▶ [Assignment] Output every entry exactly as written.

▶ [Supplied records]
-------

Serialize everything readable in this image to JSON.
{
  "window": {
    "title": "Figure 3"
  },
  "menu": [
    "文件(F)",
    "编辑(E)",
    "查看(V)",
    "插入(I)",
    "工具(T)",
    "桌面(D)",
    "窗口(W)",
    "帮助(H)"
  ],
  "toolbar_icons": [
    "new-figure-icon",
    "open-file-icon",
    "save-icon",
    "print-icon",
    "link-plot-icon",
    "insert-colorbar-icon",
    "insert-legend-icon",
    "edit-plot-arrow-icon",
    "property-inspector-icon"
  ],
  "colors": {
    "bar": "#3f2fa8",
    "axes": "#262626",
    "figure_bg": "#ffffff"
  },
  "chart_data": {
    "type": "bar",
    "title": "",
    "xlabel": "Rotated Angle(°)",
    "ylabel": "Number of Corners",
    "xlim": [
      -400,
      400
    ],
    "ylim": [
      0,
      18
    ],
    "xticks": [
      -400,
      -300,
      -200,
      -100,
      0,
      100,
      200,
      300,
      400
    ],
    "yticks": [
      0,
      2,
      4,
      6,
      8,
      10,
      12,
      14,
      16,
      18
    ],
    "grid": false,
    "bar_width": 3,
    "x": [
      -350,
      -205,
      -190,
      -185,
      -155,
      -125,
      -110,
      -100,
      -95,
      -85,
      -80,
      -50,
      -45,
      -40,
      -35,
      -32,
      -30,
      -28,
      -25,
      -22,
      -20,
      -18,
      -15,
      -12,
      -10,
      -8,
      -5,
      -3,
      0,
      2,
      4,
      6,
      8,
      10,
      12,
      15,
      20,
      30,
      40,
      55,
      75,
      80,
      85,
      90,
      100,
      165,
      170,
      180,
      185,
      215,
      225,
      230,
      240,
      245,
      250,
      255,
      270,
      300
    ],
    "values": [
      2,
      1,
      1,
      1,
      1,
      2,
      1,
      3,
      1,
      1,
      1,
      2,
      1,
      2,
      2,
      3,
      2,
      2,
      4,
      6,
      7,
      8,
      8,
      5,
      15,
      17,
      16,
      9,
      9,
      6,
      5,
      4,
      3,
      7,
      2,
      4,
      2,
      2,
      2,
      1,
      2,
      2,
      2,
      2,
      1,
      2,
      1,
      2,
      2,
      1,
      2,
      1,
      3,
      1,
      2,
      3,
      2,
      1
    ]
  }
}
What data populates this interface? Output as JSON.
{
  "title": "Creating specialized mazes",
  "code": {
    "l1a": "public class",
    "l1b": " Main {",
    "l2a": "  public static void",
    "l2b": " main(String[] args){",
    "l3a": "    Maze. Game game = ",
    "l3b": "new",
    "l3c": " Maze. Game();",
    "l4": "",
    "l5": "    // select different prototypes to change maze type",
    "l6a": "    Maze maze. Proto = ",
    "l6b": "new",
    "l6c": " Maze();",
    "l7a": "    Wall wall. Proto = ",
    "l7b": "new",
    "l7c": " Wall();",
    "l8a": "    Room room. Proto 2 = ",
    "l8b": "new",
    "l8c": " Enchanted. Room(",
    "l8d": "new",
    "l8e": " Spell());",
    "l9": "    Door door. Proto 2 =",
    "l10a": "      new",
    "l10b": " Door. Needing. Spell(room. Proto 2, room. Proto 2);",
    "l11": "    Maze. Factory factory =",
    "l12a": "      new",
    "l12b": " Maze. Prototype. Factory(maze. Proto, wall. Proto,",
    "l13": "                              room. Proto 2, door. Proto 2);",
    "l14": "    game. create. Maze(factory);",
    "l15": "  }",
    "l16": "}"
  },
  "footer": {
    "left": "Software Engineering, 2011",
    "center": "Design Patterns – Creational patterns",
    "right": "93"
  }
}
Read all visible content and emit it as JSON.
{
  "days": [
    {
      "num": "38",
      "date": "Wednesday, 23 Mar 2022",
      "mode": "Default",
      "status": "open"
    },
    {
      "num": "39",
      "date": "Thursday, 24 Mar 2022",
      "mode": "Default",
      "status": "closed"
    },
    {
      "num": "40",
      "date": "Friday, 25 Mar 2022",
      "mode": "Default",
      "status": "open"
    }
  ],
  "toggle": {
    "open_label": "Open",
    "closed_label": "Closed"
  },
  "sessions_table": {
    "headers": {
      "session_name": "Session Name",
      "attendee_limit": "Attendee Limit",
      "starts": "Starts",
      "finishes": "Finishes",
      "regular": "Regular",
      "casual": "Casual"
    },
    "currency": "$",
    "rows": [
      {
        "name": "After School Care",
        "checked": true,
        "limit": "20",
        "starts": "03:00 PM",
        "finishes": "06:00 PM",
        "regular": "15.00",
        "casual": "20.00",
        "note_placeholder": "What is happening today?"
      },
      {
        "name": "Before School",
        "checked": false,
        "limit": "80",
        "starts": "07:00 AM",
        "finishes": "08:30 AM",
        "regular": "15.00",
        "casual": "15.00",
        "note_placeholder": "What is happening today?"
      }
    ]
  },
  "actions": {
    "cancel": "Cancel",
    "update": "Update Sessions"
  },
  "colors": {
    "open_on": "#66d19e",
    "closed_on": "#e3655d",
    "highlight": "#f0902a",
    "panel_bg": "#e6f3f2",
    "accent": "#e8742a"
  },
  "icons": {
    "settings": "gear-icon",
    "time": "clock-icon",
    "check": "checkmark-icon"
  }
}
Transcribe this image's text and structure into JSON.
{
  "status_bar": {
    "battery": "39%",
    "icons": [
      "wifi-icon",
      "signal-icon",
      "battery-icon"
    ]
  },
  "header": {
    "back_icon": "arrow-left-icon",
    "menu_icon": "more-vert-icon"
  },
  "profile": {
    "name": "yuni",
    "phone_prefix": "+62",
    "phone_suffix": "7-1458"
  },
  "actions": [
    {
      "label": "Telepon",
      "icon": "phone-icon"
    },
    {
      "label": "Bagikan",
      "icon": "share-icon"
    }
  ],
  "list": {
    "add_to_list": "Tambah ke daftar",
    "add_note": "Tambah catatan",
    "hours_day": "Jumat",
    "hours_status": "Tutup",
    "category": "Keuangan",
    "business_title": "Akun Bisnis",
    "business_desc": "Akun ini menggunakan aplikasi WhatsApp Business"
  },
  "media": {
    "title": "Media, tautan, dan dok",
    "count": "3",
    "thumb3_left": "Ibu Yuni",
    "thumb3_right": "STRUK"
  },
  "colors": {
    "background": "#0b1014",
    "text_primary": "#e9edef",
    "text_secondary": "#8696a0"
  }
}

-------

▶ [Solution]
Serialize everything readable in this image to JSON.
{
  "window": {
    "title": "Figure 3"
  },
  "menu": [
    "文件(F)",
    "编辑(E)",
    "查看(V)",
    "插入(I)",
    "工具(T)",
    "桌面(D)",
    "窗口(W)",
    "帮助(H)"
  ],
  "toolbar_icons": [
    "new-figure-icon",
    "open-file-icon",
    "save-icon",
    "print-icon",
    "link-plot-icon",
    "insert-colorbar-icon",
    "insert-legend-icon",
    "edit-plot-arrow-icon",
    "property-inspector-icon"
  ],
  "colors": {
    "bar": "#3f2fa8",
    "axes": "#262626",
    "figure_bg": "#ffffff"
  },
  "chart_data": {
    "type": "bar",
    "title": "",
    "xlabel": "Rotated Angle(°)",
    "ylabel": "Number of Corners",
    "xlim": [
      -400,
      400
    ],
    "ylim": [
      0,
      18
    ],
    "xticks": [
      -400,
      -300,
      -200,
      -100,
      0,
      100,
      200,
      300,
      400
    ],
    "yticks": [
      0,
      2,
      4,
      6,
      8,
      10,
      12,
      14,
      16,
      18
    ],
    "grid": false,
    "bar_width": 3,
    "x": [
      -350,
      -205,
      -190,
      -185,
      -155,
      -125,
      -110,
      -100,
      -95,
      -85,
      -80,
      -50,
      -45,
      -40,
      -35,
      -32,
      -30,
      -28,
      -25,
      -22,
      -20,
      -18,
      -15,
      -12,
      -10,
      -8,
      -5,
      -3,
      0,
      2,
      4,
      6,
      8,
      10,
      12,
      15,
      20,
      30,
      40,
      55,
      75,
      80,
      85,
      90,
      100,
      165,
      170,
      180,
      185,
      215,
      225,
      230,
      240,
      245,
      250,
      255,
      270,
      300
    ],
    "values": [
      2,
      1,
      1,
      1,
      1,
      2,
      1,
      3,
      1,
      1,
      1,
      2,
      1,
      2,
      2,
      3,
      2,
      2,
      4,
      6,
      7,
      8,
      8,
      5,
      15,
      17,
      16,
      9,
      9,
      6,
      5,
      4,
      3,
      7,
      2,
      4,
      2,
      2,
      2,
      1,
      2,
      2,
      2,
      2,
      1,
      2,
      1,
      2,
      2,
      1,
      2,
      1,
      3,
      1,
      2,
      3,
      2,
      1
    ]
  }
}
What data populates this interface? Output as JSON.
{
  "title": "Creating specialized mazes",
  "code": {
    "l1a": "public class",
    "l1b": " Main {",
    "l2a": "  public static void",
    "l2b": " main(String[] args){",
    "l3a": "    Maze. Game game = ",
    "l3b": "new",
    "l3c": " Maze. Game();",
    "l4": "",
    "l5": "    // select different prototypes to change maze type",
    "l6a": "    Maze maze. Proto = ",
    "l6b": "new",
    "l6c": " Maze();",
    "l7a": "    Wall wall. Proto = ",
    "l7b": "new",
    "l7c": " Wall();",
    "l8a": "    Room room. Proto 2 = ",
    "l8b": "new",
    "l8c": " Enchanted. Room(",
    "l8d": "new",
    "l8e": " Spell());",
    "l9": "    Door door. Proto 2 =",
    "l10a": "      new",
    "l10b": " Door. Needing. Spell(room. Proto 2, room. Proto 2);",
    "l11": "    Maze. Factory factory =",
    "l12a": "      new",
    "l12b": " Maze. Prototype. Factory(maze. Proto, wall. Proto,",
    "l13": "                              room. Proto 2, door. Proto 2);",
    "l14": "    game. create. Maze(factory);",
    "l15": "  }",
    "l16": "}"
  },
  "footer": {
    "left": "Software Engineering, 2011",
    "center": "Design Patterns – Creational patterns",
    "right": "93"
  }
}
Read all visible content and emit it as JSON.
{
  "days": [
    {
      "num": "38",
      "date": "Wednesday, 23 Mar 2022",
      "mode": "Default",
      "status": "open"
    },
    {
      "num": "39",
      "date": "Thursday, 24 Mar 2022",
      "mode": "Default",
      "status": "closed"
    },
    {
      "num": "40",
      "date": "Friday, 25 Mar 2022",
      "mode": "Default",
      "status": "open"
    }
  ],
  "toggle": {
    "open_label": "Open",
    "closed_label": "Closed"
  },
  "sessions_table": {
    "headers": {
      "session_name": "Session Name",
      "attendee_limit": "Attendee Limit",
      "starts": "Starts",
      "finishes": "Finishes",
      "regular": "Regular",
      "casual": "Casual"
    },
    "currency": "$",
    "rows": [
      {
        "name": "After School Care",
        "checked": true,
        "limit": "20",
        "starts": "03:00 PM",
        "finishes": "06:00 PM",
        "regular": "15.00",
        "casual": "20.00",
        "note_placeholder": "What is happening today?"
      },
      {
        "name": "Before School",
        "checked": false,
        "limit": "80",
        "starts": "07:00 AM",
        "finishes": "08:30 AM",
        "regular": "15.00",
        "casual": "15.00",
        "note_placeholder": "What is happening today?"
      }
    ]
  },
  "actions": {
    "cancel": "Cancel",
    "update": "Update Sessions"
  },
  "colors": {
    "open_on": "#66d19e",
    "closed_on": "#e3655d",
    "highlight": "#f0902a",
    "panel_bg": "#e6f3f2",
    "accent": "#e8742a"
  },
  "icons": {
    "settings": "gear-icon",
    "time": "clock-icon",
    "check": "checkmark-icon"
  }
}
Transcribe this image's text and structure into JSON.
{
  "status_bar": {
    "battery": "39%",
    "icons": [
      "wifi-icon",
      "signal-icon",
      "battery-icon"
    ]
  },
  "header": {
    "back_icon": "arrow-left-icon",
    "menu_icon": "more-vert-icon"
  },
  "profile": {
    "name": "yuni",
    "phone_prefix": "+62",
    "phone_suffix": "7-1458"
  },
  "actions": [
    {
      "label": "Telepon",
      "icon": "phone-icon"
    },
    {
      "label": "Bagikan",
      "icon": "share-icon"
    }
  ],
  "list": {
    "add_to_list": "Tambah ke daftar",
    "add_note": "Tambah catatan",
    "hours_day": "Jumat",
    "hours_status": "Tutup",
    "category": "Keuangan",
    "business_title": "Akun Bisnis",
    "business_desc": "Akun ini menggunakan aplikasi WhatsApp Business"
  },
  "media": {
    "title": "Media, tautan, dan dok",
    "count": "3",
    "thumb3_left": "Ibu Yuni",
    "thumb3_right": "STRUK"
  },
  "colors": {
    "background": "#0b1014",
    "text_primary": "#e9edef",
    "text_secondary": "#8696a0"
  }
}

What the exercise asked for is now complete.